• PROBLEM DESCRIPTION: Looking at the records below, please work out how many lines contain the word "BasePackage" and give the number alone.

─── DATA FOR THE TASK

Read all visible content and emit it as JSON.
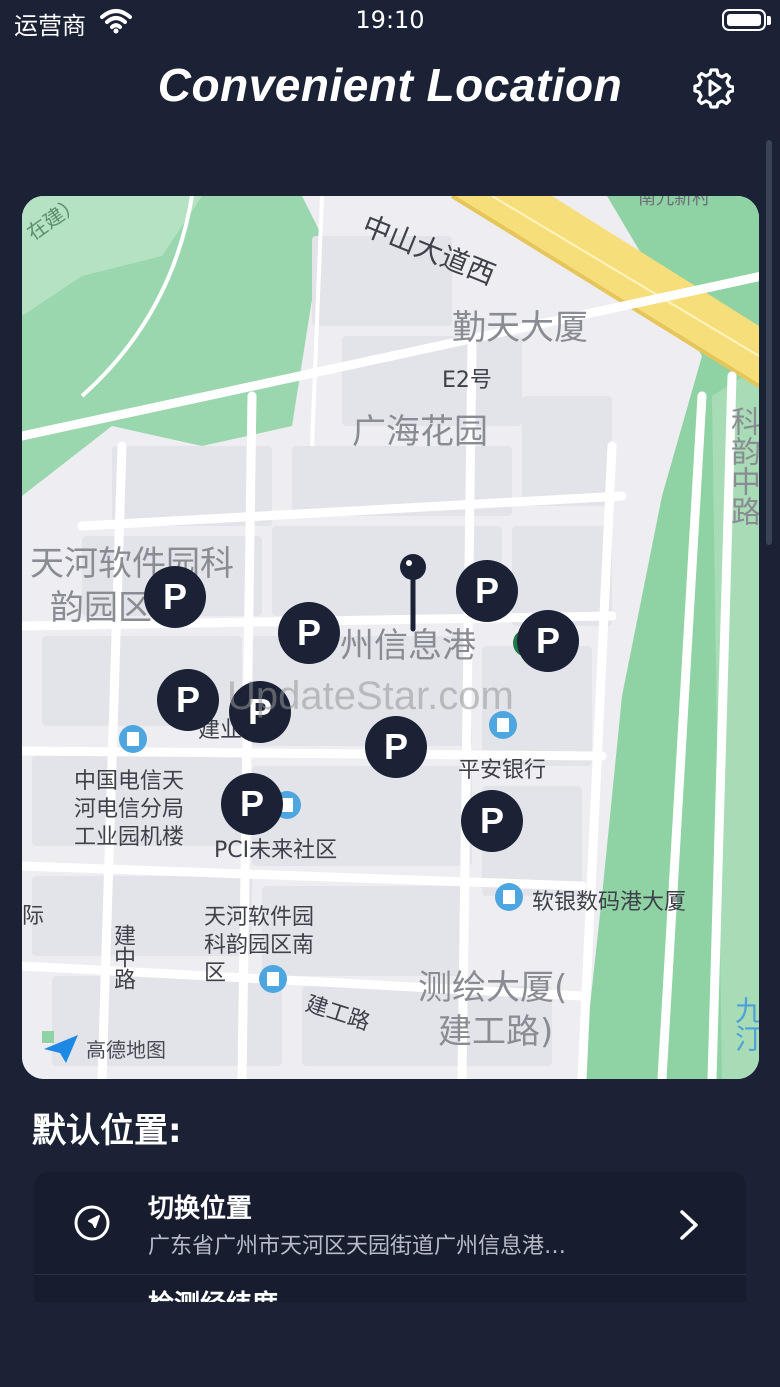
{
  "status": {
    "carrier": "运营商",
    "time": "19:10"
  },
  "header": {
    "title": "Convenient Location"
  },
  "map": {
    "labels": {
      "road_zhongshan": "中山大道西",
      "jintian": "勤天大厦",
      "e2": "E2号",
      "guanghai": "广海花园",
      "keyun_road": "科韵中路",
      "tianhe_park_1": "天河软件园科",
      "tianhe_park_2": "韵园区",
      "xinxigang": "州信息港",
      "watermark": "UpdateStar.com",
      "jianye": "建业路",
      "pingan": "平安银行",
      "telecom": "中国电信天河电信分局工业园机楼",
      "pci": "PCI未来社区",
      "ruanyin": "软银数码港大厦",
      "guoji": "际",
      "jianzhong": "建中路",
      "south_park": "天河软件园科韵园区南区",
      "jiangong": "建工路",
      "cehui_1": "测绘大厦(",
      "cehui_2": "建工路)",
      "zaijian": "在建）",
      "top_right": "南九新村",
      "right_edge": "九汀",
      "amap": "高德地图"
    },
    "parking_label": "P"
  },
  "default_location": {
    "title": "默认位置:",
    "switch_title": "切换位置",
    "switch_address": "广东省广州市天河区天园街道广州信息港…",
    "detect_title": "检测经纬度"
  },
  "colors": {
    "background": "#1b2236",
    "card": "#171d2e",
    "map_green": "#8fd3a5",
    "road_yellow": "#f6df7a"
  },
  "icons": [
    "wifi-icon",
    "battery-icon",
    "settings-icon",
    "location-pin-icon",
    "parking-icon",
    "navigation-icon",
    "chevron-right-icon",
    "amap-logo-icon"
  ]
}
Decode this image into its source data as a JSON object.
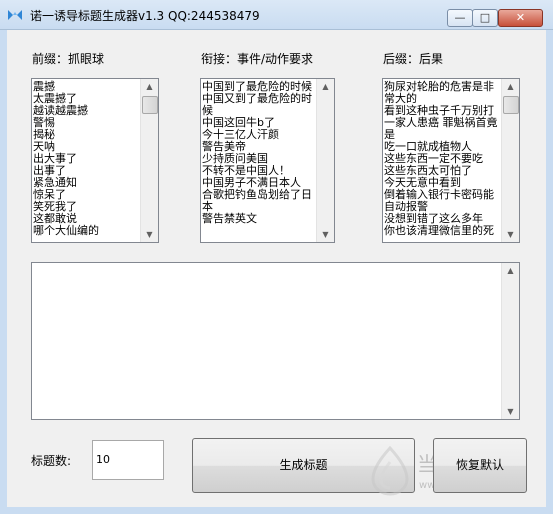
{
  "window": {
    "title": "诺一诱导标题生成器v1.3 QQ:244538479",
    "btn_min": "—",
    "btn_max": "□",
    "btn_close": "✕"
  },
  "prefix": {
    "label": "前缀：抓眼球",
    "items": [
      "震撼",
      "太震撼了",
      "越读越震撼",
      "警惕",
      "揭秘",
      "天呐",
      "出大事了",
      "出事了",
      "紧急通知",
      "惊呆了",
      "笑死我了",
      "这都敢说",
      "哪个大仙编的"
    ]
  },
  "connector": {
    "label": "衔接：事件/动作要求",
    "items": [
      "中国到了最危险的时候",
      "中国又到了最危险的时候",
      "中国这回牛b了",
      "今十三亿人汗颜",
      "警告美帝",
      "少持质问美国",
      "不转不是中国人！",
      "中国男子不满日本人",
      "合歌把钓鱼岛划给了日本",
      "警告禁英文"
    ]
  },
  "suffix": {
    "label": "后缀：后果",
    "items": [
      "狗尿对轮胎的危害是非常大的",
      "看到这种虫子千万别打一家人患癌 罪魁祸首竟是",
      "吃一口就成植物人",
      "这些东西一定不要吃",
      "这些东西太可怕了",
      "今天无意中看到",
      "倒着输入银行卡密码能自动报警",
      "没想到错了这么多年",
      "你也该清理微信里的死"
    ]
  },
  "output": {
    "value": ""
  },
  "count": {
    "label": "标题数:",
    "value": "10"
  },
  "buttons": {
    "generate": "生成标题",
    "reset": "恢复默认"
  },
  "watermark": {
    "text": "当下软件园",
    "url": "www.downxia.com"
  }
}
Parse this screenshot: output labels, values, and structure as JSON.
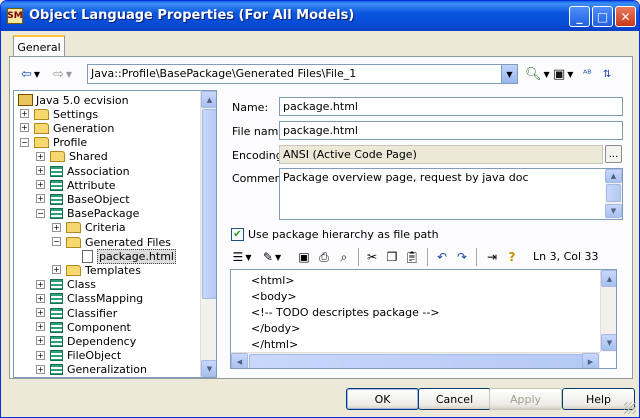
{
  "window": {
    "title": "Object Language Properties (For All Models)",
    "icon_text": "SM",
    "controls": {
      "minimize": "_",
      "maximize": "□",
      "close": "✕"
    }
  },
  "tabs": [
    {
      "label": "General",
      "active": true
    }
  ],
  "nav": {
    "back_glyph": "⇦",
    "forward_glyph": "⇨",
    "path": "Java::Profile\\BasePackage\\Generated Files\\File_1",
    "icons": [
      "back-icon",
      "forward-icon",
      "find-icon",
      "save-icon",
      "spell-check-icon",
      "sort-icon"
    ]
  },
  "tree": {
    "items": [
      {
        "label": "Java 5.0 ecvision",
        "kind": "root",
        "expander": "−"
      },
      {
        "label": "Settings",
        "kind": "folder",
        "expander": "+"
      },
      {
        "label": "Generation",
        "kind": "folder",
        "expander": "+"
      },
      {
        "label": "Profile",
        "kind": "folder",
        "expander": "−"
      },
      {
        "label": "Shared",
        "kind": "folder",
        "expander": "+"
      },
      {
        "label": "Association",
        "kind": "class",
        "expander": "+"
      },
      {
        "label": "Attribute",
        "kind": "class",
        "expander": "+"
      },
      {
        "label": "BaseObject",
        "kind": "class",
        "expander": "+"
      },
      {
        "label": "BasePackage",
        "kind": "class",
        "expander": "−"
      },
      {
        "label": "Criteria",
        "kind": "folder",
        "expander": "+"
      },
      {
        "label": "Generated Files",
        "kind": "folder",
        "expander": "−"
      },
      {
        "label": "package.html",
        "kind": "file",
        "expander": "",
        "selected": true
      },
      {
        "label": "Templates",
        "kind": "folder",
        "expander": "+"
      },
      {
        "label": "Class",
        "kind": "class",
        "expander": "+"
      },
      {
        "label": "ClassMapping",
        "kind": "class",
        "expander": "+"
      },
      {
        "label": "Classifier",
        "kind": "class",
        "expander": "+"
      },
      {
        "label": "Component",
        "kind": "class",
        "expander": "+"
      },
      {
        "label": "Dependency",
        "kind": "class",
        "expander": "+"
      },
      {
        "label": "FileObject",
        "kind": "class",
        "expander": "+"
      },
      {
        "label": "Generalization",
        "kind": "class",
        "expander": "+"
      }
    ]
  },
  "form": {
    "name_label": "Name:",
    "name_value": "package.html",
    "filename_label": "File name:",
    "filename_value": "package.html",
    "encoding_label": "Encoding:",
    "encoding_value": "ANSI (Active Code Page)",
    "encoding_button": "...",
    "comment_label": "Comment:",
    "comment_value": "Package overview page, request by java doc",
    "hierarchy_checkbox_label": "Use package hierarchy as file path",
    "hierarchy_checked": true
  },
  "editor_toolbar": {
    "cursor_position": "Ln 3, Col 33"
  },
  "editor": {
    "lines": [
      "<html>",
      "<body>",
      "<!-- TODO descriptes package -->",
      "</body>",
      "</html>"
    ]
  },
  "buttons": {
    "ok": "OK",
    "cancel": "Cancel",
    "apply": "Apply",
    "help": "Help"
  },
  "colors": {
    "titlebar": "#0b56e0",
    "window_bg": "#ece9d8",
    "selection": "#dcdcdc"
  }
}
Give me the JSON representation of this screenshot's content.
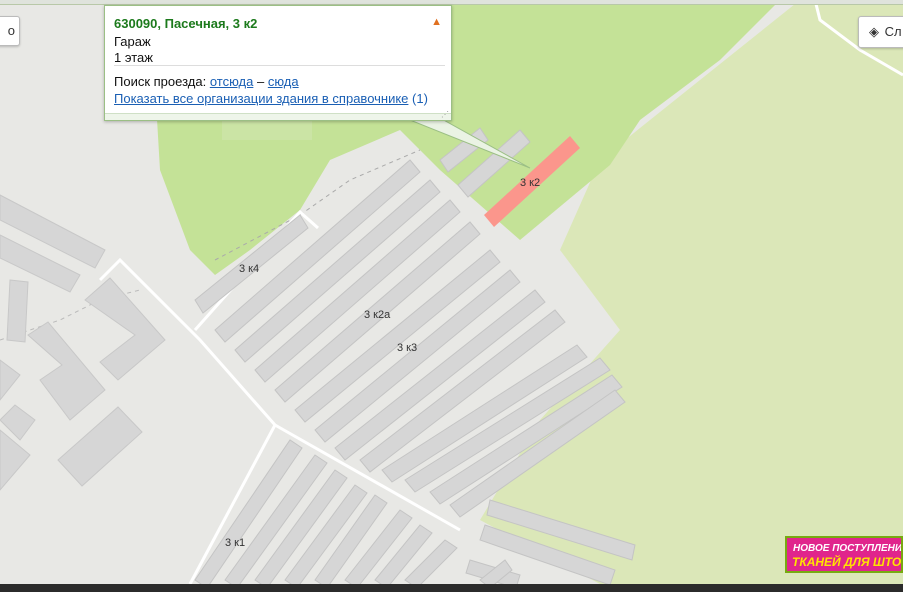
{
  "popup": {
    "address": "630090, Пасечная, 3 к2",
    "type": "Гараж",
    "floors": "1 этаж",
    "route_label": "Поиск проезда:",
    "route_from": "отсюда",
    "route_sep": "–",
    "route_to": "сюда",
    "show_orgs_link": "Показать все организации здания в справочнике",
    "orgs_count": "(1)"
  },
  "controls": {
    "left_button": "о",
    "layers_button": "Сл"
  },
  "building_labels": [
    "3 к2",
    "3 к4",
    "3 к2а",
    "3 к3",
    "3 к1"
  ],
  "ad": {
    "line1": "НОВОЕ ПОСТУПЛЕНИЕ",
    "line2": "ТКАНЕЙ ДЛЯ ШТОР"
  },
  "colors": {
    "park": "#c4e297",
    "park_light": "#dbe7b8",
    "ground": "#e8e8e5",
    "block": "#d6d6d6",
    "selected_building": "#fb968c",
    "road": "#ffffff"
  }
}
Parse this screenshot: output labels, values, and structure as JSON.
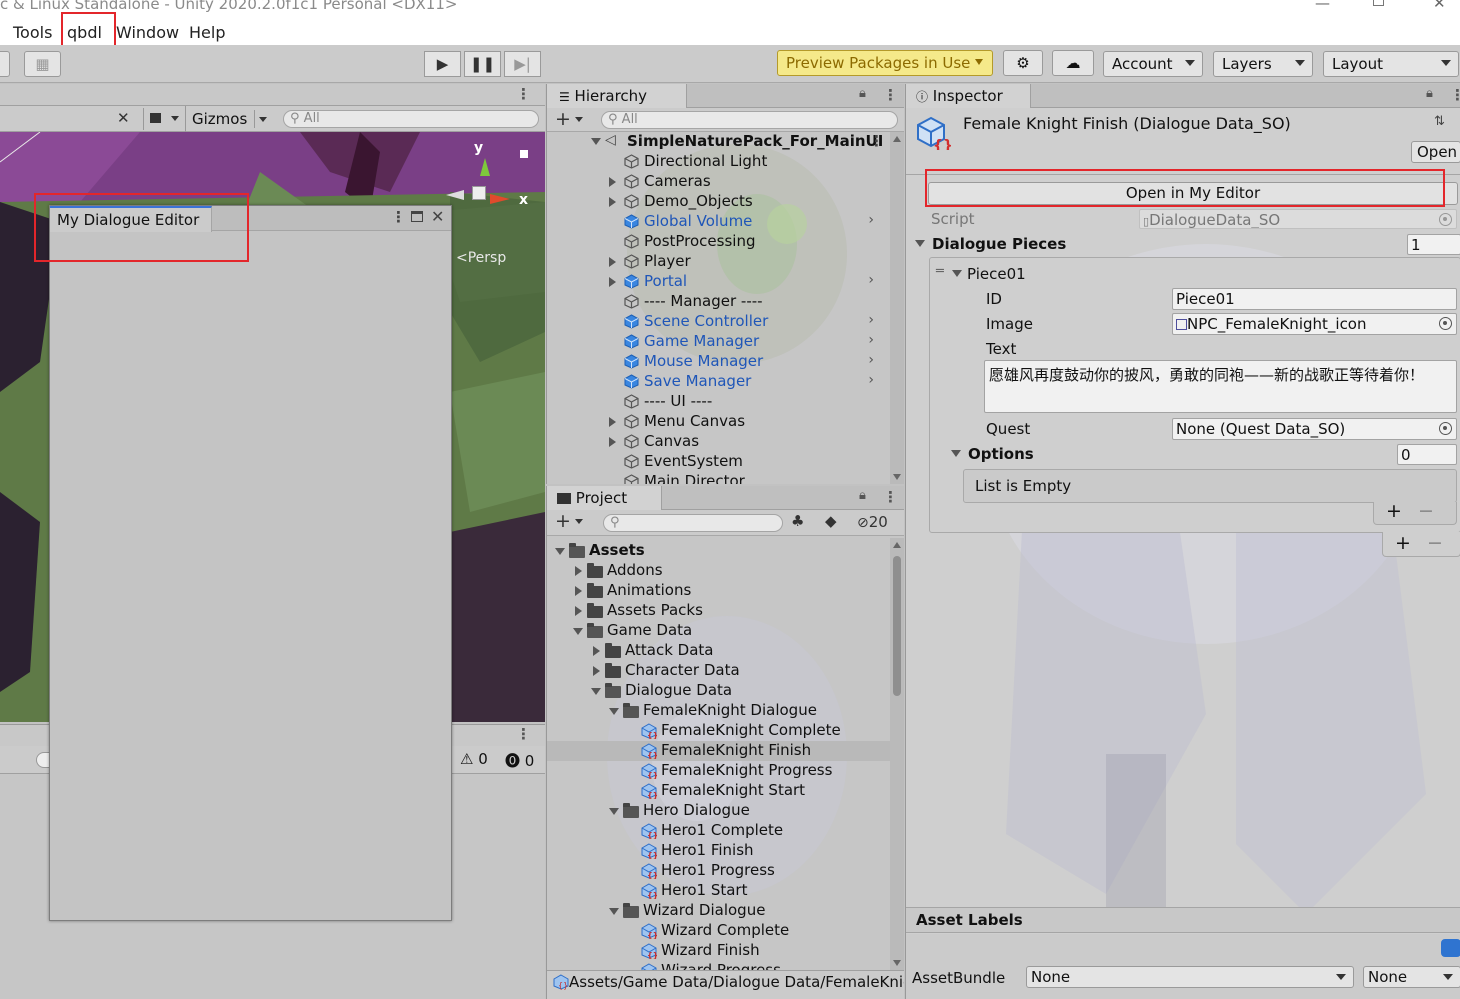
{
  "window": {
    "title": "c & Linux Standalone - Unity 2020.2.0f1c1 Personal <DX11>"
  },
  "menu": {
    "items": [
      "Tools",
      "qbdl",
      "Window",
      "Help"
    ]
  },
  "toolbar": {
    "preview_packages": "Preview Packages in Use",
    "account": "Account",
    "layers": "Layers",
    "layout": "Layout"
  },
  "scene": {
    "gizmos": "Gizmos",
    "search_placeholder": "All",
    "persp_label": "Persp",
    "gizmo_y": "y",
    "gizmo_x": "x"
  },
  "console": {
    "warning_count": "0",
    "error_count": "0"
  },
  "dialogue_editor": {
    "tab_title": "My Dialogue Editor"
  },
  "hierarchy": {
    "tab": "Hierarchy",
    "search_placeholder": "All",
    "scene_name": "SimpleNaturePack_For_MainUI",
    "rows": [
      {
        "label": "Directional Light",
        "arrow": false,
        "blue": false,
        "chev": false
      },
      {
        "label": "Cameras",
        "arrow": true,
        "blue": false,
        "chev": false
      },
      {
        "label": "Demo_Objects",
        "arrow": true,
        "blue": false,
        "chev": false
      },
      {
        "label": "Global Volume",
        "arrow": false,
        "blue": true,
        "chev": true
      },
      {
        "label": "PostProcessing",
        "arrow": false,
        "blue": false,
        "chev": false
      },
      {
        "label": "Player",
        "arrow": true,
        "blue": false,
        "chev": false
      },
      {
        "label": "Portal",
        "arrow": true,
        "blue": true,
        "chev": true
      },
      {
        "label": "---- Manager ----",
        "arrow": false,
        "blue": false,
        "chev": false
      },
      {
        "label": "Scene Controller",
        "arrow": false,
        "blue": true,
        "chev": true
      },
      {
        "label": "Game Manager",
        "arrow": false,
        "blue": true,
        "chev": true
      },
      {
        "label": "Mouse Manager",
        "arrow": false,
        "blue": true,
        "chev": true
      },
      {
        "label": "Save Manager",
        "arrow": false,
        "blue": true,
        "chev": true
      },
      {
        "label": "---- UI ----",
        "arrow": false,
        "blue": false,
        "chev": false
      },
      {
        "label": "Menu Canvas",
        "arrow": true,
        "blue": false,
        "chev": false
      },
      {
        "label": "Canvas",
        "arrow": true,
        "blue": false,
        "chev": false
      },
      {
        "label": "EventSystem",
        "arrow": false,
        "blue": false,
        "chev": false
      },
      {
        "label": "Main Director",
        "arrow": false,
        "blue": false,
        "chev": false
      }
    ]
  },
  "project": {
    "tab": "Project",
    "hidden_count": "20",
    "path": "Assets/Game Data/Dialogue Data/FemaleKnic",
    "rows": [
      {
        "label": "Assets",
        "kind": "folder",
        "depth": 0,
        "open": true,
        "bold": true,
        "selected": false
      },
      {
        "label": "Addons",
        "kind": "folder",
        "depth": 1,
        "open": false,
        "bold": false,
        "selected": false
      },
      {
        "label": "Animations",
        "kind": "folder",
        "depth": 1,
        "open": false,
        "bold": false,
        "selected": false
      },
      {
        "label": "Assets Packs",
        "kind": "folder",
        "depth": 1,
        "open": false,
        "bold": false,
        "selected": false
      },
      {
        "label": "Game Data",
        "kind": "folder",
        "depth": 1,
        "open": true,
        "bold": false,
        "selected": false
      },
      {
        "label": "Attack Data",
        "kind": "folder",
        "depth": 2,
        "open": false,
        "bold": false,
        "selected": false
      },
      {
        "label": "Character Data",
        "kind": "folder",
        "depth": 2,
        "open": false,
        "bold": false,
        "selected": false
      },
      {
        "label": "Dialogue Data",
        "kind": "folder",
        "depth": 2,
        "open": true,
        "bold": false,
        "selected": false
      },
      {
        "label": "FemaleKnight Dialogue",
        "kind": "folder",
        "depth": 3,
        "open": true,
        "bold": false,
        "selected": false
      },
      {
        "label": "FemaleKnight Complete",
        "kind": "so",
        "depth": 4,
        "open": false,
        "bold": false,
        "selected": false
      },
      {
        "label": "FemaleKnight Finish",
        "kind": "so",
        "depth": 4,
        "open": false,
        "bold": false,
        "selected": true
      },
      {
        "label": "FemaleKnight Progress",
        "kind": "so",
        "depth": 4,
        "open": false,
        "bold": false,
        "selected": false
      },
      {
        "label": "FemaleKnight Start",
        "kind": "so",
        "depth": 4,
        "open": false,
        "bold": false,
        "selected": false
      },
      {
        "label": "Hero Dialogue",
        "kind": "folder",
        "depth": 3,
        "open": true,
        "bold": false,
        "selected": false
      },
      {
        "label": "Hero1 Complete",
        "kind": "so",
        "depth": 4,
        "open": false,
        "bold": false,
        "selected": false
      },
      {
        "label": "Hero1 Finish",
        "kind": "so",
        "depth": 4,
        "open": false,
        "bold": false,
        "selected": false
      },
      {
        "label": "Hero1 Progress",
        "kind": "so",
        "depth": 4,
        "open": false,
        "bold": false,
        "selected": false
      },
      {
        "label": "Hero1 Start",
        "kind": "so",
        "depth": 4,
        "open": false,
        "bold": false,
        "selected": false
      },
      {
        "label": "Wizard Dialogue",
        "kind": "folder",
        "depth": 3,
        "open": true,
        "bold": false,
        "selected": false
      },
      {
        "label": "Wizard Complete",
        "kind": "so",
        "depth": 4,
        "open": false,
        "bold": false,
        "selected": false
      },
      {
        "label": "Wizard Finish",
        "kind": "so",
        "depth": 4,
        "open": false,
        "bold": false,
        "selected": false
      },
      {
        "label": "Wizard Progress",
        "kind": "so",
        "depth": 4,
        "open": false,
        "bold": false,
        "selected": false
      }
    ]
  },
  "inspector": {
    "tab": "Inspector",
    "object_title": "Female Knight Finish (Dialogue Data_SO)",
    "open_button": "Open",
    "open_in_editor": "Open in My Editor",
    "script_label": "Script",
    "script_value": "DialogueData_SO",
    "dialogue_pieces_label": "Dialogue Pieces",
    "dialogue_pieces_count": "1",
    "piece_label": "Piece01",
    "id_label": "ID",
    "id_value": "Piece01",
    "image_label": "Image",
    "image_value": "NPC_FemaleKnight_icon",
    "text_label": "Text",
    "text_value": "愿雄风再度鼓动你的披风，勇敢的同袍——新的战歌正等待着你！",
    "quest_label": "Quest",
    "quest_value": "None (Quest Data_SO)",
    "options_label": "Options",
    "options_count": "0",
    "list_empty": "List is Empty",
    "plus": "+",
    "minus": "−",
    "asset_labels": "Asset Labels",
    "asset_bundle_label": "AssetBundle",
    "asset_bundle_value": "None",
    "asset_variant_value": "None"
  },
  "colors": {
    "highlight_red": "#e3262b",
    "link_blue": "#1f56b8",
    "preview_yellow": "#f5e98a"
  }
}
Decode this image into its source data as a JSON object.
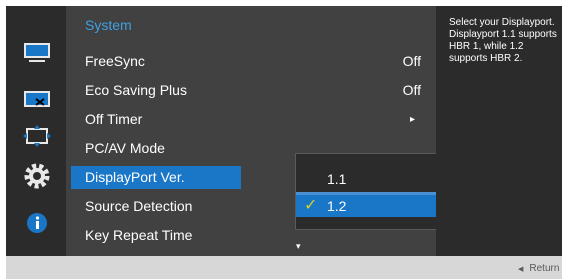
{
  "menu": {
    "header": "System",
    "items": [
      {
        "label": "FreeSync",
        "value": "Off"
      },
      {
        "label": "Eco Saving Plus",
        "value": "Off"
      },
      {
        "label": "Off Timer",
        "arrow": "▸"
      },
      {
        "label": "PC/AV Mode"
      },
      {
        "label": "DisplayPort Ver.",
        "selected": true
      },
      {
        "label": "Source Detection"
      },
      {
        "label": "Key Repeat Time"
      }
    ],
    "scroll_indicator": "▾"
  },
  "submenu": {
    "options": [
      {
        "label": "1.1"
      },
      {
        "label": "1.2",
        "checkmark": "✓",
        "selected": true
      }
    ]
  },
  "info": {
    "text": "Select your Displayport. Displayport 1.1 supports HBR 1, while 1.2 supports HBR 2."
  },
  "footer": {
    "return_label": "Return",
    "return_arrow": "◀"
  },
  "icons": [
    "picture-icon",
    "screen-adjust-icon",
    "onscreen-display-icon",
    "system-gear-icon",
    "information-icon"
  ],
  "colors": {
    "accent_blue": "#1a76c6",
    "header_blue": "#3ea0e3",
    "checkmark_yellow": "#d6d02f",
    "panel_dark": "#2b2b2b",
    "menu_gray": "#414141",
    "footer_gray": "#d7d7d7"
  }
}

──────

• ANSWER TO THE EXERCISE: 2